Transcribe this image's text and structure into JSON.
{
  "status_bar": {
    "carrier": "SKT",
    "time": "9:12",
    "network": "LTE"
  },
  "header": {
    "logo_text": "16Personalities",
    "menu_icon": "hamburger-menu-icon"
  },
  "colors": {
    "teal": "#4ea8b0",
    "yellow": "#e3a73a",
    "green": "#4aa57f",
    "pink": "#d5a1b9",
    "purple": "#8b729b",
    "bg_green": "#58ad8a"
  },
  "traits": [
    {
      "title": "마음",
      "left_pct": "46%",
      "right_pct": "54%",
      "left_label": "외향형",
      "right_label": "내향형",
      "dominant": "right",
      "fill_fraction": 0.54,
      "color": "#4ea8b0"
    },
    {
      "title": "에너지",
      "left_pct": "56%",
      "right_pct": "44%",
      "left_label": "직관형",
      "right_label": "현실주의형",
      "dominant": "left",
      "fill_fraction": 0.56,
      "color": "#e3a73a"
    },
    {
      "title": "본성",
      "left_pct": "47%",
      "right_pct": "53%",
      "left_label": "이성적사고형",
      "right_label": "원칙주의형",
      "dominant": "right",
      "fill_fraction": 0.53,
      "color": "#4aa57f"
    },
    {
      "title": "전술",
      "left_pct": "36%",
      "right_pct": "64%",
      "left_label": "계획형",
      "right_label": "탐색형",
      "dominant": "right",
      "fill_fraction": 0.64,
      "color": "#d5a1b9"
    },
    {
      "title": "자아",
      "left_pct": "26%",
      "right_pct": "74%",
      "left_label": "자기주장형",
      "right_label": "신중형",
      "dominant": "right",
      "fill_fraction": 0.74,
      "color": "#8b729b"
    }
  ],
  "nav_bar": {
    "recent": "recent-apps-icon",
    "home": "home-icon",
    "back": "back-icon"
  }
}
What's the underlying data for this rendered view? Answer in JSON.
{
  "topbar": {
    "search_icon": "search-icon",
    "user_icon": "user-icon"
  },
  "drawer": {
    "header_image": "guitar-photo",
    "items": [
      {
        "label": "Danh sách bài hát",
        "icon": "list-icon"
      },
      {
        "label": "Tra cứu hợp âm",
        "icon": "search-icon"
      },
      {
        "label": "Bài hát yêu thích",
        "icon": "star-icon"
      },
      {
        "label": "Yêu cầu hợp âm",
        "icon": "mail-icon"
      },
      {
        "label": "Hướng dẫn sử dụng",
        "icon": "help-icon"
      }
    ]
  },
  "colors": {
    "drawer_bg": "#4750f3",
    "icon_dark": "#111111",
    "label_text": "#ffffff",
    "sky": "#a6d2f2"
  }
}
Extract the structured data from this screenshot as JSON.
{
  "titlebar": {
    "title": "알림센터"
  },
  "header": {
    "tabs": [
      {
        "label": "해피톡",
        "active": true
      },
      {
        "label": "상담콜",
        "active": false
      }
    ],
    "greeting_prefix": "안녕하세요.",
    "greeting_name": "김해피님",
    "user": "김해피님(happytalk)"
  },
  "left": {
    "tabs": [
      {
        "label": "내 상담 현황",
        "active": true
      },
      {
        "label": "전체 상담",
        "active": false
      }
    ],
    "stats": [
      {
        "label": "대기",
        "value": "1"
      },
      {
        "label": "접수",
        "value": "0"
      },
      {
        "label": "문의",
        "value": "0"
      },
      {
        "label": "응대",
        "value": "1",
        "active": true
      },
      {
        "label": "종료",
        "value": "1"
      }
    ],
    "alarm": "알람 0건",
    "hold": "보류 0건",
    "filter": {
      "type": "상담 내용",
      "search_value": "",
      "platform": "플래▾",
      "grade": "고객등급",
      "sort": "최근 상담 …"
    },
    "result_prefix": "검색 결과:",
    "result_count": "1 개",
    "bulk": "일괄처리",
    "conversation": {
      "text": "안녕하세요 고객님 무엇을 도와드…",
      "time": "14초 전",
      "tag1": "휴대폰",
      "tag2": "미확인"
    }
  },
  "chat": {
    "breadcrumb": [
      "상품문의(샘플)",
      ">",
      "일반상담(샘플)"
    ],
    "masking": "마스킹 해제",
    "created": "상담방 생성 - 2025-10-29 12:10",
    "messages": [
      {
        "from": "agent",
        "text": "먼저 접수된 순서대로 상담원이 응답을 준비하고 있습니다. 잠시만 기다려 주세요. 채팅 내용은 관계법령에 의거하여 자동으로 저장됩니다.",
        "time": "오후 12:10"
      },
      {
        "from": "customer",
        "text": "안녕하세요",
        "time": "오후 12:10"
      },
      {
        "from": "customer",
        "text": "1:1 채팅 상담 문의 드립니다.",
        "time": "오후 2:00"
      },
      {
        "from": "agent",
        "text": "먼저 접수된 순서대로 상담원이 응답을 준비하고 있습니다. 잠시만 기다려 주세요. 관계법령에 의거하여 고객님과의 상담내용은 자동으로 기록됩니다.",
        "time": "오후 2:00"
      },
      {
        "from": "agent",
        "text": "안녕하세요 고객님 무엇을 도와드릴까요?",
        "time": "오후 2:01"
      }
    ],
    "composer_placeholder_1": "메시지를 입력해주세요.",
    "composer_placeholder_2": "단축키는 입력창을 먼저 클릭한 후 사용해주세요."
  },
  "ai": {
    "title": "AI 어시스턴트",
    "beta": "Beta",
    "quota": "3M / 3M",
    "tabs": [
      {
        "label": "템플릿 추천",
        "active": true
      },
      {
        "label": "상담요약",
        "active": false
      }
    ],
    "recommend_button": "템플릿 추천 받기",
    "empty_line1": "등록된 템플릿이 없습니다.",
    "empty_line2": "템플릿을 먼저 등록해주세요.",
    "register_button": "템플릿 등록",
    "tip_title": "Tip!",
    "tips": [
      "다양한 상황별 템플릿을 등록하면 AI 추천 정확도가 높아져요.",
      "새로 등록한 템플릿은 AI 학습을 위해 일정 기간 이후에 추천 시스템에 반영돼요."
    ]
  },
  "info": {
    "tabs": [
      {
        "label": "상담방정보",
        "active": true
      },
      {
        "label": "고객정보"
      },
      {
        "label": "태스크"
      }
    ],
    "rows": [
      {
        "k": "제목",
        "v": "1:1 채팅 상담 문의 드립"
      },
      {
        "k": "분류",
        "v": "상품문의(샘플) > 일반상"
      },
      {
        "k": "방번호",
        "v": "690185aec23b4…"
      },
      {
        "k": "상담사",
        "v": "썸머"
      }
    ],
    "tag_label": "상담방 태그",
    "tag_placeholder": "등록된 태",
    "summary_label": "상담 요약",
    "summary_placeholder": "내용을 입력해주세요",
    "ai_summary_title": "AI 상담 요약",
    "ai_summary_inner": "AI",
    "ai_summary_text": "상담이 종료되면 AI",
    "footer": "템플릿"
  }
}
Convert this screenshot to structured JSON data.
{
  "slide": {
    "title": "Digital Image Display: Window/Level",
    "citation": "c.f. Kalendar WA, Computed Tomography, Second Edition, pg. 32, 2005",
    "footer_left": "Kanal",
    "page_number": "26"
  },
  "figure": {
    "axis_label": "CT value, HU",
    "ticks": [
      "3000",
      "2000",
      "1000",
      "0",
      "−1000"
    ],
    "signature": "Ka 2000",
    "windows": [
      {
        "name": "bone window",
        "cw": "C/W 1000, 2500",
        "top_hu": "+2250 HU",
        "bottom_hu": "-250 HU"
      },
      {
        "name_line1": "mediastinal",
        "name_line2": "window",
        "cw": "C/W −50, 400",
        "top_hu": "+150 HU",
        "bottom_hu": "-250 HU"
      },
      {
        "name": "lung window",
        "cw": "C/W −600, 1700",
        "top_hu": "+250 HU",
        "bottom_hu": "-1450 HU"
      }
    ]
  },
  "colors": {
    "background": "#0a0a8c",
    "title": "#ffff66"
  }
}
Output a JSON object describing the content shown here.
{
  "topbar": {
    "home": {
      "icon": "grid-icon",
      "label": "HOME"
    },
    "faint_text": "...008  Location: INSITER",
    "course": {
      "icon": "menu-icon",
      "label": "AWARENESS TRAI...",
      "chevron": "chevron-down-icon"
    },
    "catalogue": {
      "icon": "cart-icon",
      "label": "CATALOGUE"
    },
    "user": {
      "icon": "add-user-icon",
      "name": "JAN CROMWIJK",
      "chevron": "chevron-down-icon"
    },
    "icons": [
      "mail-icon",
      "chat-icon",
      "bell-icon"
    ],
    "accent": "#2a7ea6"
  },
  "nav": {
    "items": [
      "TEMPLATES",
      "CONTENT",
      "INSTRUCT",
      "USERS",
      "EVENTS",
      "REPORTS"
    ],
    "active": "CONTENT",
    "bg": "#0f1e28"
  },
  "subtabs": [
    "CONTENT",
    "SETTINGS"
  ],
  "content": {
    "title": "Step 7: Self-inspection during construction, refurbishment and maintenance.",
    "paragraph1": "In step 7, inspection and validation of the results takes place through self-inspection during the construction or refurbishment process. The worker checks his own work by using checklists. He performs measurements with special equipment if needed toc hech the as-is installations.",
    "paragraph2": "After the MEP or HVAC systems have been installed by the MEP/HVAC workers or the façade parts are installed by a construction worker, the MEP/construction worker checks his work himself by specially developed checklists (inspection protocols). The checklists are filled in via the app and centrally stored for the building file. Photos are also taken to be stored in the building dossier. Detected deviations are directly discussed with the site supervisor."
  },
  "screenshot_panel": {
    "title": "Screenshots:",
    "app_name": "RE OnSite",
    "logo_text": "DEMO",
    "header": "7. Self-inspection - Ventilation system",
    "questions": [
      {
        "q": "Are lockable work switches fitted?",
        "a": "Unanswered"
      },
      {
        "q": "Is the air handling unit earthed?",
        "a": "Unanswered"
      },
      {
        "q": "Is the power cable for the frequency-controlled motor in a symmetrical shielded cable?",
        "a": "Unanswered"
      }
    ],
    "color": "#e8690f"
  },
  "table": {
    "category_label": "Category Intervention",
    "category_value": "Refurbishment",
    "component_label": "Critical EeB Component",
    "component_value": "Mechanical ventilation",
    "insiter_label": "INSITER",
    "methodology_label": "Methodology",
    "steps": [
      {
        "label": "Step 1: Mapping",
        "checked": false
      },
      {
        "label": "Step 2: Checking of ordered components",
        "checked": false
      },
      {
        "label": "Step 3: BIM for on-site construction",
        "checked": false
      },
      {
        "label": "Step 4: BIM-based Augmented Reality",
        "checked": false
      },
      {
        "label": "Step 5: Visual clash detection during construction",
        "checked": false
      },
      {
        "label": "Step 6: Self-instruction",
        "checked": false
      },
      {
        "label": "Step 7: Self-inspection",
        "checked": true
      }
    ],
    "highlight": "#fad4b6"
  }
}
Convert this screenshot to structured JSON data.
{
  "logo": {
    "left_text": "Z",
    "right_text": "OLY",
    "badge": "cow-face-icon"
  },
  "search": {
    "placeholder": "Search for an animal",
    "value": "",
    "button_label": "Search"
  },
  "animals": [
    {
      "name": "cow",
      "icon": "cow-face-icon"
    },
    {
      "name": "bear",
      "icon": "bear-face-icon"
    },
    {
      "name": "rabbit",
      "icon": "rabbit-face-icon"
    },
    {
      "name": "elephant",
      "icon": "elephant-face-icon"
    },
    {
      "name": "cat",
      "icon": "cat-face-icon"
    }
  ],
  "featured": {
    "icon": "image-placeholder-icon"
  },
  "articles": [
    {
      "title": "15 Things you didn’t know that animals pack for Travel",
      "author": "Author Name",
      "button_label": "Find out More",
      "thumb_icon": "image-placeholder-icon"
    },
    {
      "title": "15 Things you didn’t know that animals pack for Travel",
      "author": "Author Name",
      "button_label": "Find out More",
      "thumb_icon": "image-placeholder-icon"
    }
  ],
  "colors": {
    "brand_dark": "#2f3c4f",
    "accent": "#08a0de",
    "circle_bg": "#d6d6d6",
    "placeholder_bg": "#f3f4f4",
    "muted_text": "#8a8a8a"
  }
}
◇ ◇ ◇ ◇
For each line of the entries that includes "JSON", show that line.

REPLY =>
Transcribe this image's text and structure into JSON.
What's the underlying data for this rendered view? Answer in JSON.
Extract the structured data from this screenshot as JSON.
Convert this screenshot to structured JSON data.
Output a JSON object describing the content shown here.
Convert this screenshot to structured JSON data.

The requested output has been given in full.